RECORDS FOR PROCESSING:
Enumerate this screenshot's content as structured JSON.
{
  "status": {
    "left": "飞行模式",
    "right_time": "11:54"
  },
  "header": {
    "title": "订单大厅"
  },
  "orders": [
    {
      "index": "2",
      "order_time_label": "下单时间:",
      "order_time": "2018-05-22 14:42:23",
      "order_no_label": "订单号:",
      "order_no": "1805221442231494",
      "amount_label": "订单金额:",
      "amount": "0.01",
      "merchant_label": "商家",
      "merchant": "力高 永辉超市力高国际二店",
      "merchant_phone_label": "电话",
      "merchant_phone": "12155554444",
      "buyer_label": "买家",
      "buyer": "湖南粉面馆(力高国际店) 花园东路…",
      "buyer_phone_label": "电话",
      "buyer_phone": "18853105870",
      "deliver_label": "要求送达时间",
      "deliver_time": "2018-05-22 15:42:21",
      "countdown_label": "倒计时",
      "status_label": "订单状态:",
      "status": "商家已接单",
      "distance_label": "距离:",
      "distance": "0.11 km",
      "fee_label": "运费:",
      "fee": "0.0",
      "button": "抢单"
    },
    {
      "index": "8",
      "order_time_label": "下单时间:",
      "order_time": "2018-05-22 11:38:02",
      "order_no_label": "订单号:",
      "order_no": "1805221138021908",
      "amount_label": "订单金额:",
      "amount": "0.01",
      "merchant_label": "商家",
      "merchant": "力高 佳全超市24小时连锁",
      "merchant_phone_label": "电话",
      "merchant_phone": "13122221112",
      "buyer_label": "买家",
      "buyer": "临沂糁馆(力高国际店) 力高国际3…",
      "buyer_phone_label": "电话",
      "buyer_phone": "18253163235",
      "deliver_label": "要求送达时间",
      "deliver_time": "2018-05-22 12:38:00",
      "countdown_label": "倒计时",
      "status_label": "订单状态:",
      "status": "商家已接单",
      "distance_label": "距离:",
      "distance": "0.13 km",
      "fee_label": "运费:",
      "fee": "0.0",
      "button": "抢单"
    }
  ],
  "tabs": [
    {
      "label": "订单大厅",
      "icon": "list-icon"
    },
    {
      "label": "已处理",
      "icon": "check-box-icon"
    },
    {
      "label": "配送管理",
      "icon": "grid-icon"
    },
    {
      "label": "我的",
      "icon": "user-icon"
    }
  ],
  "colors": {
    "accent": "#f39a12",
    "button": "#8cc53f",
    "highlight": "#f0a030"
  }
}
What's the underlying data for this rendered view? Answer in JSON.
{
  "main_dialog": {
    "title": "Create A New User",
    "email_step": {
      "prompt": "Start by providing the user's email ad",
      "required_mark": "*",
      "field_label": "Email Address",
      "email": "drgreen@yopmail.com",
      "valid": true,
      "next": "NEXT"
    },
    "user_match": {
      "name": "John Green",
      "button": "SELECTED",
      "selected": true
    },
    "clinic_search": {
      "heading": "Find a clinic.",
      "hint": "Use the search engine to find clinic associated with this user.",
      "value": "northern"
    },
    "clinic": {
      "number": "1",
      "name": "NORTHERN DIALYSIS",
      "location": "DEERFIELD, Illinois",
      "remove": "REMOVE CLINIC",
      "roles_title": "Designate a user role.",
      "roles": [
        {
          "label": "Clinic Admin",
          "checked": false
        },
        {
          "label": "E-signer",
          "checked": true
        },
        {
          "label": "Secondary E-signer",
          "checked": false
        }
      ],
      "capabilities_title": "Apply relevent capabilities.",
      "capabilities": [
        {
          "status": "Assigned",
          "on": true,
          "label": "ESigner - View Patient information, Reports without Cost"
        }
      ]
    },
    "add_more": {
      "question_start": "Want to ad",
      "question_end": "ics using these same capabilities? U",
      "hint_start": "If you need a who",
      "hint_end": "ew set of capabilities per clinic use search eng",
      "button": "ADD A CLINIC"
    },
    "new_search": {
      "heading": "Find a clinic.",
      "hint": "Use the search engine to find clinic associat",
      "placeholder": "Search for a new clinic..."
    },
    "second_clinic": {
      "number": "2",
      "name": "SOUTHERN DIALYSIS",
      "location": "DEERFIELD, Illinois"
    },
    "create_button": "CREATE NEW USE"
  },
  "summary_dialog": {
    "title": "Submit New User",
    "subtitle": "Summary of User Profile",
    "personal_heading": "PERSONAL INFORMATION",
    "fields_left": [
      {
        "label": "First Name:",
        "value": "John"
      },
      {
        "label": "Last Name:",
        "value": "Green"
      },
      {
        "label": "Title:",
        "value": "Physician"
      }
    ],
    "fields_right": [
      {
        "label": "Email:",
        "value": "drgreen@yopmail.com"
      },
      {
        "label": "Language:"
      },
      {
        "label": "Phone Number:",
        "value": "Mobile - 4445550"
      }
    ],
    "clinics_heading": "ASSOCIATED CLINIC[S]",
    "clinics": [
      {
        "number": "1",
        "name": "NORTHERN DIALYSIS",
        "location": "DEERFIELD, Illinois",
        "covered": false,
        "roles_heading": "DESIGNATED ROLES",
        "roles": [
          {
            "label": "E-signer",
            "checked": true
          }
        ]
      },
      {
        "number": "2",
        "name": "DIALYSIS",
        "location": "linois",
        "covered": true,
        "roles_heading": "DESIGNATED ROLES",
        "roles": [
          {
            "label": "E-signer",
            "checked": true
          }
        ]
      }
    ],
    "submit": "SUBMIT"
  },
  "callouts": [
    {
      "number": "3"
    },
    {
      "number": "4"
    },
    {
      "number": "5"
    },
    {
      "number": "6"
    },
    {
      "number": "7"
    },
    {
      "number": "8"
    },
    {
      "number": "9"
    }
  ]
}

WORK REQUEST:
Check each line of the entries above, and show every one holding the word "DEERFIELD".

ANSWER SECTION:
      "location": "DEERFIELD, Illinois",
      "location": "DEERFIELD, Illinois"
        "location": "DEERFIELD, Illinois",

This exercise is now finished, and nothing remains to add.